This compares to 56 owing the agency a total of €8bn in June of last year — a rise of 21 in 12 months.
In a written Dáil response to Fianna Fáil’s Michael McGrath, Mr Noonan stated that 12 have been declared bankrupt in Ireland, 63 in Britain and the North, and two in the US.
Mr Noonan said that “Nama is aware of 44 debtors being discharged from bankruptcy in Britain and Northern Ireland.
Nama is currently not aware of any debtors being discharged from bankruptcy in Ireland or the USA”.
The more favourable bankruptcy regime in the UK where debtors can exit bankruptcy after one year has resulted in 82% of the Nama bankrupts declaring themselves bankrupt in the UK.
Some of those developers to exit bankruptcy in the UK include developers, Bernard McNamara and Ray Grehan.
In a previous Dáil question on the issue, Mr Noonan pointed out: “The agency, as a secured creditor, is generally neutral on the locus of bankruptcy proceedings and its experience has been that the location has not tended to prejudice recoveries.
Separately, Mr Noonan confirmed that the numbers of Nama debtors receiving a salary last year declined from 168 to 134.
The total amount paid out in salaries to Nama debtors last year was €10.9m. In 2012, the salaries were €15.49.
Mr Noonan confirmed that three debtors who manage multi-billion euro business had each retained an income of €200,000.

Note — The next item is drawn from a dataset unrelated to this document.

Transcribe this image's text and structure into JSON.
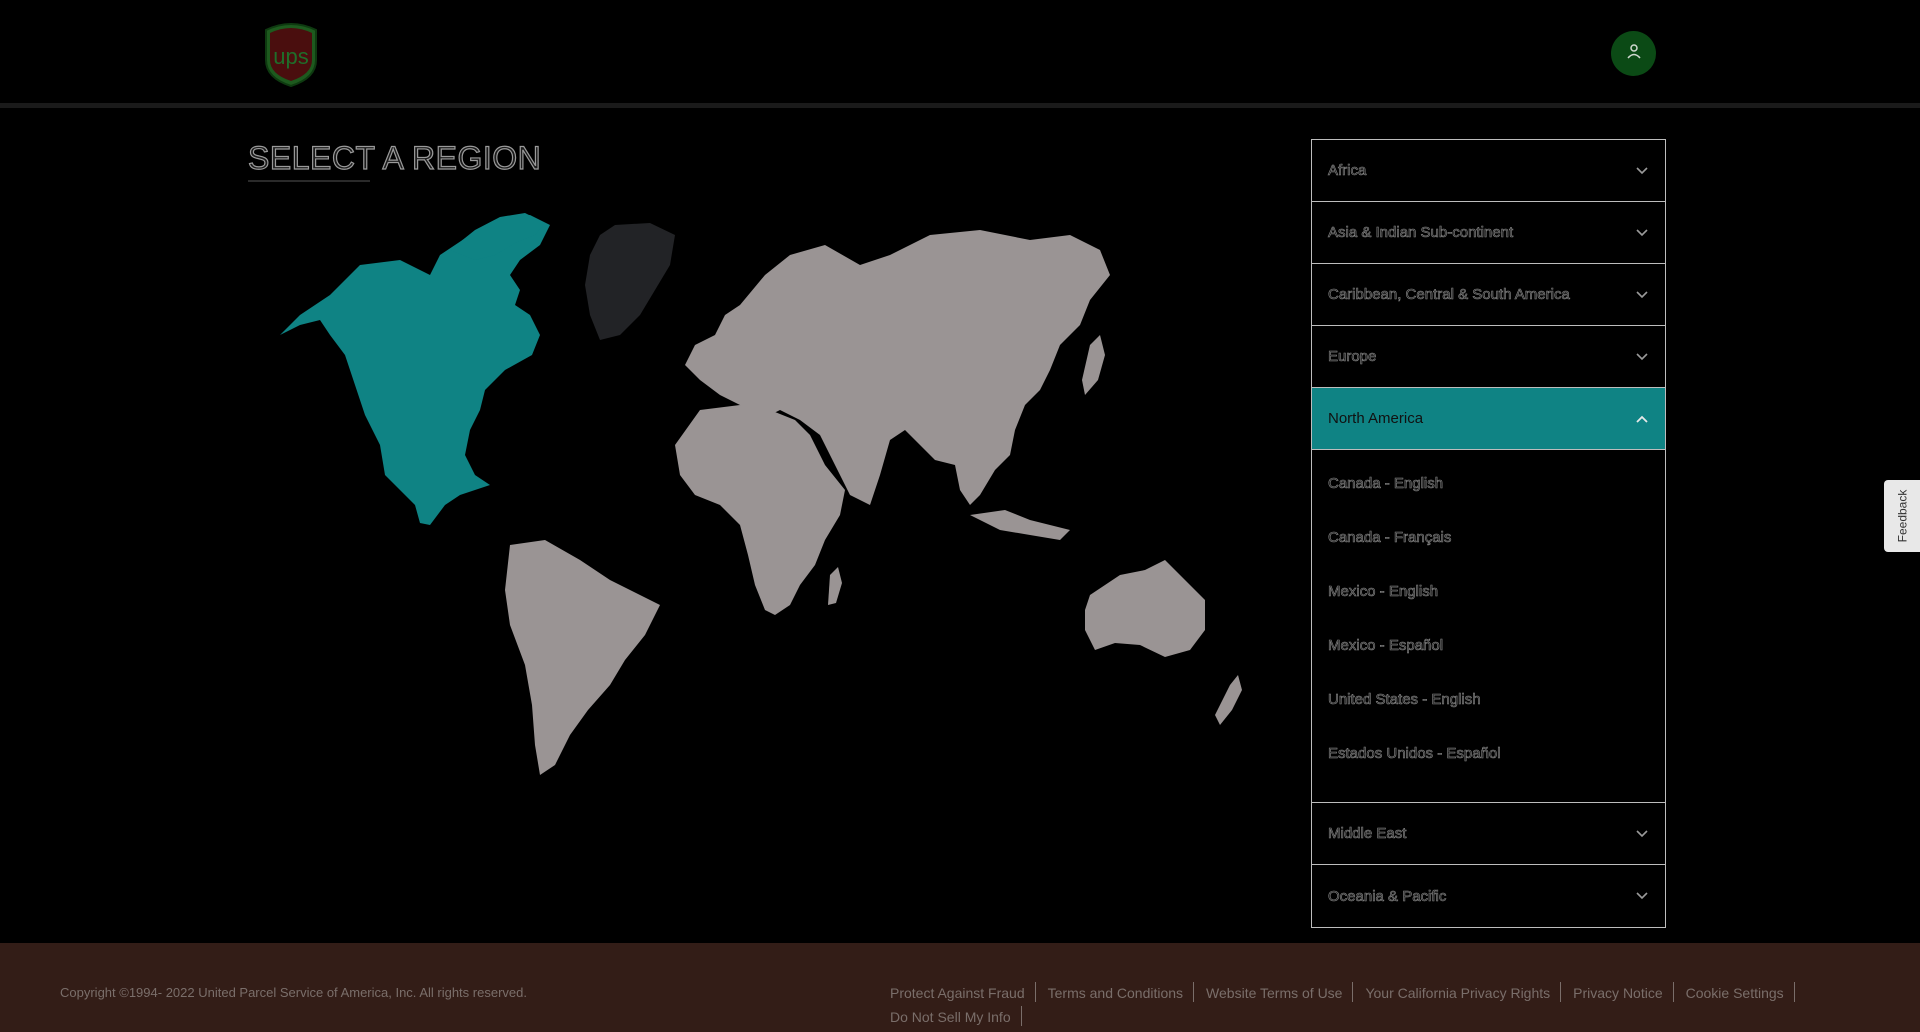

There were also 15 with an income of between €150,000 and €199,000; 36 retained an income of between €100,000 and €149,000; 50 retained an income of between €50,000 and €99,000 and 30 further debtors who retained an income of up to €49,000.